- EXCERPTED RECORDS:

BEGIN

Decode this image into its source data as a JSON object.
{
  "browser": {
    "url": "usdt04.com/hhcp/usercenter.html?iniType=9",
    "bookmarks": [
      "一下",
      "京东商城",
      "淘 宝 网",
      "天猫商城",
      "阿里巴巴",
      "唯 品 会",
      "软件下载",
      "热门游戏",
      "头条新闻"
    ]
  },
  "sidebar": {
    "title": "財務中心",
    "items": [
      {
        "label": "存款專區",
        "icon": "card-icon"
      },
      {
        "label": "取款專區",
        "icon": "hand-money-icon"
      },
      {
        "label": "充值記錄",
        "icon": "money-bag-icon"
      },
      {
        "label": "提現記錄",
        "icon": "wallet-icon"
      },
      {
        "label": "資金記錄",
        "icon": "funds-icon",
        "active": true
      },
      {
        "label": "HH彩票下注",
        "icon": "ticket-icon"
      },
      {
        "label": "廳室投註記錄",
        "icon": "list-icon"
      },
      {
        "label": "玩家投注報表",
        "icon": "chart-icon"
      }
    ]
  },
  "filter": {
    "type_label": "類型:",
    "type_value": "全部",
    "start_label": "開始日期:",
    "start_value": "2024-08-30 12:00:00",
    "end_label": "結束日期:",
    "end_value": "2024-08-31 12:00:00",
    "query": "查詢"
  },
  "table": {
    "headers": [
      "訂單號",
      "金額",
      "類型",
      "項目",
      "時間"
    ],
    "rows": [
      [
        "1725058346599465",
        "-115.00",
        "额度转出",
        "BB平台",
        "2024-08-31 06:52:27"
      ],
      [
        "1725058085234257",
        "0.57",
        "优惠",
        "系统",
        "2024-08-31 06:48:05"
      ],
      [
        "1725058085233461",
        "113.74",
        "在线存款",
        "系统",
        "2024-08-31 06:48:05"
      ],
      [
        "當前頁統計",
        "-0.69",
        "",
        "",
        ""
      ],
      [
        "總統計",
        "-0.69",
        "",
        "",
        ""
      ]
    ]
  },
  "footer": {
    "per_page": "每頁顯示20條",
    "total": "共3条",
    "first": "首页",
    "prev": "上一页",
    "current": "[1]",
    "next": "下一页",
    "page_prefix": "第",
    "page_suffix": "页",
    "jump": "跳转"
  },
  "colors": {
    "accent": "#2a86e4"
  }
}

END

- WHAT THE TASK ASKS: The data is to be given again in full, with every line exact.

- RESULT FOR THIS TASK:
Decode this image into its source data as a JSON object.
{
  "browser": {
    "url": "usdt04.com/hhcp/usercenter.html?iniType=9",
    "bookmarks": [
      "一下",
      "京东商城",
      "淘 宝 网",
      "天猫商城",
      "阿里巴巴",
      "唯 品 会",
      "软件下载",
      "热门游戏",
      "头条新闻"
    ]
  },
  "sidebar": {
    "title": "財務中心",
    "items": [
      {
        "label": "存款專區",
        "icon": "card-icon"
      },
      {
        "label": "取款專區",
        "icon": "hand-money-icon"
      },
      {
        "label": "充值記錄",
        "icon": "money-bag-icon"
      },
      {
        "label": "提現記錄",
        "icon": "wallet-icon"
      },
      {
        "label": "資金記錄",
        "icon": "funds-icon",
        "active": true
      },
      {
        "label": "HH彩票下注",
        "icon": "ticket-icon"
      },
      {
        "label": "廳室投註記錄",
        "icon": "list-icon"
      },
      {
        "label": "玩家投注報表",
        "icon": "chart-icon"
      }
    ]
  },
  "filter": {
    "type_label": "類型:",
    "type_value": "全部",
    "start_label": "開始日期:",
    "start_value": "2024-08-30 12:00:00",
    "end_label": "結束日期:",
    "end_value": "2024-08-31 12:00:00",
    "query": "查詢"
  },
  "table": {
    "headers": [
      "訂單號",
      "金額",
      "類型",
      "項目",
      "時間"
    ],
    "rows": [
      [
        "1725058346599465",
        "-115.00",
        "额度转出",
        "BB平台",
        "2024-08-31 06:52:27"
      ],
      [
        "1725058085234257",
        "0.57",
        "优惠",
        "系统",
        "2024-08-31 06:48:05"
      ],
      [
        "1725058085233461",
        "113.74",
        "在线存款",
        "系统",
        "2024-08-31 06:48:05"
      ],
      [
        "當前頁統計",
        "-0.69",
        "",
        "",
        ""
      ],
      [
        "總統計",
        "-0.69",
        "",
        "",
        ""
      ]
    ]
  },
  "footer": {
    "per_page": "每頁顯示20條",
    "total": "共3条",
    "first": "首页",
    "prev": "上一页",
    "current": "[1]",
    "next": "下一页",
    "page_prefix": "第",
    "page_suffix": "页",
    "jump": "跳转"
  },
  "colors": {
    "accent": "#2a86e4"
  }
}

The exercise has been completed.